Dear President-elect Obama,
Congratulations on your victory. While most people wait for your list of appointments to various cabinet and government posts, some of us are waiting for your presidential reading list. What books you will be reading while in the White House?
Presidential reading lists tend to be heavy on history, philosophy and biographies of famous people, fitting subjects for the president of the United States. But not all presidential choices need to have such gravitas. What do you read on the long flights aboard Air Force One? What books will be in the seat pouch?

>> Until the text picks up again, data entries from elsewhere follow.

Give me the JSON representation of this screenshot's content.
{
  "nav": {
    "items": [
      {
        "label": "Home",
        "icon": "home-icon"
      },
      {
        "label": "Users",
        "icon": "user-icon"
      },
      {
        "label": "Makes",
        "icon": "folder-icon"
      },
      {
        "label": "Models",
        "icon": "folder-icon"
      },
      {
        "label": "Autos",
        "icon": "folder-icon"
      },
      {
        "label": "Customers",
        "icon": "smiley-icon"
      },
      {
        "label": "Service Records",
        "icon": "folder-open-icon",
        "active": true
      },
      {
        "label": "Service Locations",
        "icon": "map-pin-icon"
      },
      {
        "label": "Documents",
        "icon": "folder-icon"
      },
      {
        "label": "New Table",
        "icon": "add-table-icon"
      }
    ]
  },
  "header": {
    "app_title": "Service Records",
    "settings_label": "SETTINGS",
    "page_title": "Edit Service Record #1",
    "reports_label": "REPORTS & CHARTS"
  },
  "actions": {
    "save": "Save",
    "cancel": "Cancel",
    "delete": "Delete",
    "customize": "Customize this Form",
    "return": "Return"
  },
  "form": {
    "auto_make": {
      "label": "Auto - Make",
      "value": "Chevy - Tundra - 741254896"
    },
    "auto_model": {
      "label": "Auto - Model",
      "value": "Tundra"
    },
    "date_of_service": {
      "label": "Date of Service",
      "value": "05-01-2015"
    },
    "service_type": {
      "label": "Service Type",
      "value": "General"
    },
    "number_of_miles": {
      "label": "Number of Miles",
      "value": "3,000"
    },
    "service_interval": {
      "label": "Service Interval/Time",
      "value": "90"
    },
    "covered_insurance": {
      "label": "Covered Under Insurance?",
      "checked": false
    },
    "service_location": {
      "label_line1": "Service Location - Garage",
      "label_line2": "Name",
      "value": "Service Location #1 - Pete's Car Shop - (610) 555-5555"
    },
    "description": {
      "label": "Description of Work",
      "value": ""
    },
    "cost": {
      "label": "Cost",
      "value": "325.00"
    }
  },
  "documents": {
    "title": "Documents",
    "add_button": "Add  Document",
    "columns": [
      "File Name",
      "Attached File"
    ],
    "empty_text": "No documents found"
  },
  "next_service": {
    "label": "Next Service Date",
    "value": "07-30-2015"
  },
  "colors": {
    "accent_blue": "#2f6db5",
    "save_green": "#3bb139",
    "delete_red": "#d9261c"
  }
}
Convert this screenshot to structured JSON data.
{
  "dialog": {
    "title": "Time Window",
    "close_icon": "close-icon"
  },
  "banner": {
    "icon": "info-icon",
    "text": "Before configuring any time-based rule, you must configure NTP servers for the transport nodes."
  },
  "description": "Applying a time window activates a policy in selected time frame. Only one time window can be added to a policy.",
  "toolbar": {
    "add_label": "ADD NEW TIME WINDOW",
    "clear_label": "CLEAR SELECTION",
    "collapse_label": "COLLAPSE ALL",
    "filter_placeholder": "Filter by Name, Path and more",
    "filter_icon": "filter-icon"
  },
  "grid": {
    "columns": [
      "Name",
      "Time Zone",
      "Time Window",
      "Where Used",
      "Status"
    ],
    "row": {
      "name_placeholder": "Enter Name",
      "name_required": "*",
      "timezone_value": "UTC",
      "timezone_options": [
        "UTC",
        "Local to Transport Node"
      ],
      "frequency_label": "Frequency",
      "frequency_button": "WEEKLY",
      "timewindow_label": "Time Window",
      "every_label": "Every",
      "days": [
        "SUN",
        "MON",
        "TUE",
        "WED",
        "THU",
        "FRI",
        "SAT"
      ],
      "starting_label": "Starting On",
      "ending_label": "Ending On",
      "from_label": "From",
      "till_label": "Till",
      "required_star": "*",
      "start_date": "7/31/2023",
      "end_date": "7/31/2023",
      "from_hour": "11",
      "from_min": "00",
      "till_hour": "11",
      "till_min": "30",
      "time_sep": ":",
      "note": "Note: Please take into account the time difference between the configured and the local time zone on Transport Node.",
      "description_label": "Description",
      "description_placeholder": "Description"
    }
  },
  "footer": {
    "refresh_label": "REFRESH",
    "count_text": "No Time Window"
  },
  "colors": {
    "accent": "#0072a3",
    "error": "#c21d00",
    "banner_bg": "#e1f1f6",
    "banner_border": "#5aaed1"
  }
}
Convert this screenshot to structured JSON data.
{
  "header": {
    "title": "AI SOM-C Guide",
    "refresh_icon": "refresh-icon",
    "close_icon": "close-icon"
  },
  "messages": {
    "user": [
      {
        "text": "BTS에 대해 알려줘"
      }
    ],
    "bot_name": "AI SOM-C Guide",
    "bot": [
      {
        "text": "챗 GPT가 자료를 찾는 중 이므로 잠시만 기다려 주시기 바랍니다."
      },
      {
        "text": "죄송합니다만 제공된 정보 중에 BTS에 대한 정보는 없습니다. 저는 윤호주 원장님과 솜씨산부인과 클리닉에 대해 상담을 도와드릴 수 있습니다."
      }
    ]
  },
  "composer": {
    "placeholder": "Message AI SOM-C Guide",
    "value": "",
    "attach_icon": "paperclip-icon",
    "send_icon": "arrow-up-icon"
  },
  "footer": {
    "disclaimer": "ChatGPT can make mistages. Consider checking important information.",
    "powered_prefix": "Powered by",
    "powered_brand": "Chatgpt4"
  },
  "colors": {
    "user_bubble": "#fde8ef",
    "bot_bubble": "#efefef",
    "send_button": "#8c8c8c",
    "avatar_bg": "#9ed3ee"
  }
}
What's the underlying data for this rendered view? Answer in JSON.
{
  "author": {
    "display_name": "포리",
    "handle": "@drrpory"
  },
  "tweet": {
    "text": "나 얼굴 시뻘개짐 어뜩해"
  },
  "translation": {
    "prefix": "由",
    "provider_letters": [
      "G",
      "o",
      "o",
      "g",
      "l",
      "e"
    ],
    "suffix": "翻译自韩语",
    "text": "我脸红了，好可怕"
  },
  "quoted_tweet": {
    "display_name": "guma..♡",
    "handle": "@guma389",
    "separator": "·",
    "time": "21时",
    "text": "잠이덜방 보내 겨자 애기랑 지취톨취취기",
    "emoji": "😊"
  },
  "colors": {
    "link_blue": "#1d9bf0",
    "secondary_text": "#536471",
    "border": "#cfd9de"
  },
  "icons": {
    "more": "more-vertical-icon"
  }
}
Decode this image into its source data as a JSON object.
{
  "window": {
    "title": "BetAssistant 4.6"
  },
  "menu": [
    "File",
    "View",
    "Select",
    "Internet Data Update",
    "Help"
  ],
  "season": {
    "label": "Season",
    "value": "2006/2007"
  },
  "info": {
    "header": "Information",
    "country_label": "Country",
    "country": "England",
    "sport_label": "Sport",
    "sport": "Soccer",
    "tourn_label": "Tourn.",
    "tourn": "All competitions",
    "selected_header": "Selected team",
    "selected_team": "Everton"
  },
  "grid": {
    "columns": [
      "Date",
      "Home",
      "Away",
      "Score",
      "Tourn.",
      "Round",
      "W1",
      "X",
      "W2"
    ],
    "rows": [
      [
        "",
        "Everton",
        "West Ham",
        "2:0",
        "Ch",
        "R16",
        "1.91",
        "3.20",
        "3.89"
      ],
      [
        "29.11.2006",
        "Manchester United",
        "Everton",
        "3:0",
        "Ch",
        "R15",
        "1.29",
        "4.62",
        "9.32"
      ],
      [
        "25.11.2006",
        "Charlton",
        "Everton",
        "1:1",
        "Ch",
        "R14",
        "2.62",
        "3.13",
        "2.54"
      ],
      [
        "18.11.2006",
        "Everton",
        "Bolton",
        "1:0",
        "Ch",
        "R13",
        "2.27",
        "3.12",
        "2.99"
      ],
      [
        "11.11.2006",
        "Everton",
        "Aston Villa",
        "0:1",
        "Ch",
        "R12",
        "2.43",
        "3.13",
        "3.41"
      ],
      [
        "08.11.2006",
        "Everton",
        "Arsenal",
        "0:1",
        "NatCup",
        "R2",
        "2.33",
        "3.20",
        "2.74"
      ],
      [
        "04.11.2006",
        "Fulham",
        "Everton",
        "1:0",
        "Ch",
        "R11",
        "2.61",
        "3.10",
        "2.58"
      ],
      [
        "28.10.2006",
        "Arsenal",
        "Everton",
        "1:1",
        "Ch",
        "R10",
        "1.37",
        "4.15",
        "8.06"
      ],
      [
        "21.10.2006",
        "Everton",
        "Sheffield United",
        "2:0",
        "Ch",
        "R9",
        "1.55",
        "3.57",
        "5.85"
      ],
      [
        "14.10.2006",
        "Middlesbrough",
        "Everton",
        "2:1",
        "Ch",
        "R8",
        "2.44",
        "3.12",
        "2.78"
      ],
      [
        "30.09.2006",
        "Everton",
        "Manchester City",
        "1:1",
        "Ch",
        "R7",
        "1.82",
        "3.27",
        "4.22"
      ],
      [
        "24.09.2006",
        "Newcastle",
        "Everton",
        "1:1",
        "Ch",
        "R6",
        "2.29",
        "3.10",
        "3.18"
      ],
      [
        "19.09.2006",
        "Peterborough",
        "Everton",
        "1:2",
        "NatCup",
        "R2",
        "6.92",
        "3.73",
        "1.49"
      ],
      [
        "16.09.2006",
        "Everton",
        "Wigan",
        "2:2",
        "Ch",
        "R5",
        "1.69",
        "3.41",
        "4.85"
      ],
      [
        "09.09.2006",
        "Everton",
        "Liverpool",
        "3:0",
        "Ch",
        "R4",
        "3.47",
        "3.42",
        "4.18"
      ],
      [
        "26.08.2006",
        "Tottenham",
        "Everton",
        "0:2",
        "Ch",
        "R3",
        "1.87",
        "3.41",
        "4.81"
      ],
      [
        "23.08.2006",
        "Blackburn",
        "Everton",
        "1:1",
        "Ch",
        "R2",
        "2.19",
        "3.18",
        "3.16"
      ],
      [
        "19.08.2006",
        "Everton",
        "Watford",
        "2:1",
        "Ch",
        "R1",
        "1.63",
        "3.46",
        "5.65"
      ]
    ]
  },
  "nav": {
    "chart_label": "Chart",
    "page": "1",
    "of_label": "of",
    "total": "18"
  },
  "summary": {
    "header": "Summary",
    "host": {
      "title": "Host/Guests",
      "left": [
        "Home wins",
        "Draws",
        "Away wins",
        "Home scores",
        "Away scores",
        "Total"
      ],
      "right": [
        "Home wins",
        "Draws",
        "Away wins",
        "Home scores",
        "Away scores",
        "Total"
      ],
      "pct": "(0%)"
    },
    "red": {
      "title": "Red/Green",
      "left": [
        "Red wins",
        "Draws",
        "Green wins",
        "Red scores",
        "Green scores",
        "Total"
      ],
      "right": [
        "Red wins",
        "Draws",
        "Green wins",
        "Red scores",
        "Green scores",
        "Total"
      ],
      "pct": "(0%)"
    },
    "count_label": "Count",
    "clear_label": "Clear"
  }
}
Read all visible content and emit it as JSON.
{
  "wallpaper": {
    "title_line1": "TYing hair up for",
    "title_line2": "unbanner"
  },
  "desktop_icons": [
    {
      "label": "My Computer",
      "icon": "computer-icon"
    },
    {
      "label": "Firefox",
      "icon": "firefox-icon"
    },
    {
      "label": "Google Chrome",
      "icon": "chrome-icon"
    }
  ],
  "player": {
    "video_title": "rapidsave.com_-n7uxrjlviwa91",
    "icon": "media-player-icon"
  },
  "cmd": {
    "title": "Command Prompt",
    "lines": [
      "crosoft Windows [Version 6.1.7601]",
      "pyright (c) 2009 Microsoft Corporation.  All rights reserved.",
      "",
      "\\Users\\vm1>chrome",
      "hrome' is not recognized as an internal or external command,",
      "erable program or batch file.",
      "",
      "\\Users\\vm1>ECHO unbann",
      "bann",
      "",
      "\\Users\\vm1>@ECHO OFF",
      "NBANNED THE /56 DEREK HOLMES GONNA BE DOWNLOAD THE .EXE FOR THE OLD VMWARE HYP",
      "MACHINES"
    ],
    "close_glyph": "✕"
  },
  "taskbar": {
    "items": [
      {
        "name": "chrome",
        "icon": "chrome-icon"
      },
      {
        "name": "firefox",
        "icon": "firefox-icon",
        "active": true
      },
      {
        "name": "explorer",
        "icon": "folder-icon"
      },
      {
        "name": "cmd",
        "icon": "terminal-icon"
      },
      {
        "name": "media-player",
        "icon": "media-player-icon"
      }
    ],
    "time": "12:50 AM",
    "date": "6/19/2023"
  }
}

President Kennedy was a huge fan of Ian Fleming. His list of favorite books included From Russia With Love. Did it in influence the policies of the leader of the free world at the height of the Cold War? I don’t think anyone knows, but it did spark a reading frenzy in my circle of friends. So you see, Mr. President, your choice of reading matter has power.
President Clinton made a point of reading for enjoyment at least thirty minutes every day, a good habit for any president to encourage. A self-proclaimed mystery addict, his favorite authors were Walter Mosley, Sue Grafton, and Jonathon Kellerman. All of them, great choices.
Mysteries are the most contemporary of genre fiction. They tend, more than any other genre, to reflect the attitudes and mores of the times in which they were written. If you want insights into attitudes of Americans, it would be worth your while to acquaint yourself with some mysteries.
If you are a mystery fan, Mr. Obama, you undoubtedly have your own favorites, but if you are not, I would like to suggest a few that I think you would like.
Washington D.C. is a city you won’t learn about from the windows in the oval office, nor from the people around you, most of whom don’t live in D.C. For that, I recommend Hard Revolution by George Pelecanos. Pelecanos has been called the poet laureate of the D.C. crime world. Hard Revolution tells the story of two D.C. cops struggling to do their jobs in a city short on hope. Derek Strange is a young black cop trying to hold his family together and protect his older brother from the bottom-feeders he hangs with. Frank Vaughan is an older white cop investigating the vicious hit and run of a young black man. Their paths collide on the eve of the assassination of Martin Luther King, an event that set off a chain of events that left Washington D.C. burned, divided, and the dreams of many thousands of people destroyed. I don’t need to say that you represent the revitalization of those dreams
Mystic River, Dennis Lehane’s tour de force, is set in a neighborhood of Boston, a city you may have gotten to know while at Harvard. The novel is about a community and how the lives of the people are shaped by their surroundings. This is not one of the communities you
organized in Chicago, but the people are probably not unlike the people you worked with. Jimmy Marcus is a small business owner, a family man, and an ex-con. When his daughter is murdered, he sets out to solve the crime and administer his own justice. On the way, he becomes a community organizer in his own right. It’s not the path you took, Mr. President, and Jimmy Marcus would never make it to the White House, but his story belongs there for its honesty and emotion.
As president, you will have responsibility for the Department of Justice and the FBI so here’s a twofer for you. The Poet and its sequel, The Narrows by Michael Connelly introduce FBI agent Rachel Walling in pursuit of a serial killer. Walling is one of the best women crime-solvers in a crowded field. She is courageous, competent, smart and sexy. Memo to President: The FBI should be staffed with agents like her. Maybe even director? After The Poet, we had to wait a long time for her return in The Narrows, but it was worth it.
This time she teams up with the inimitable Harry Bosch, LAPD’s maverick detective, now working as a private eye. Don’t be put off by the “maverick” label. Bosch is competent, though he doesn’t always follow the rules, a trait that puts him in conflict with Walling.
The list would not be complete without a mystery set in the state of your birth, Hawaii. Delicious by Mark Haskell Smith gives you the Hawaii that the Visitor’s Bureau hopes you don’t see.
This is not the seven-day, six-night, mai-tais at sunset trip to paradise. This is a dark, uproarious, over-sexed romp. Smith has the comic sensibilities of Carl Hiaasen and the weird world-view of Joe Lansdale. Delicious tells the story of a young Hawaiian chef, Joseph, whose family business comes under attack from a Las Vegas catering company that tries to muscle into it. Joseph’s father considers this an invasion equaled only by that of Captain Cook and this time the outsiders must be stopped at all costs. This is a laugh out loud book. You will wake up everybody else on Air Force One when you read it.
These are my suggestions, Mr. President, but there are many more, equally good books in the genre. I’m sure that readers of this blog will have their own suggestions for you and I hope they contribute them here.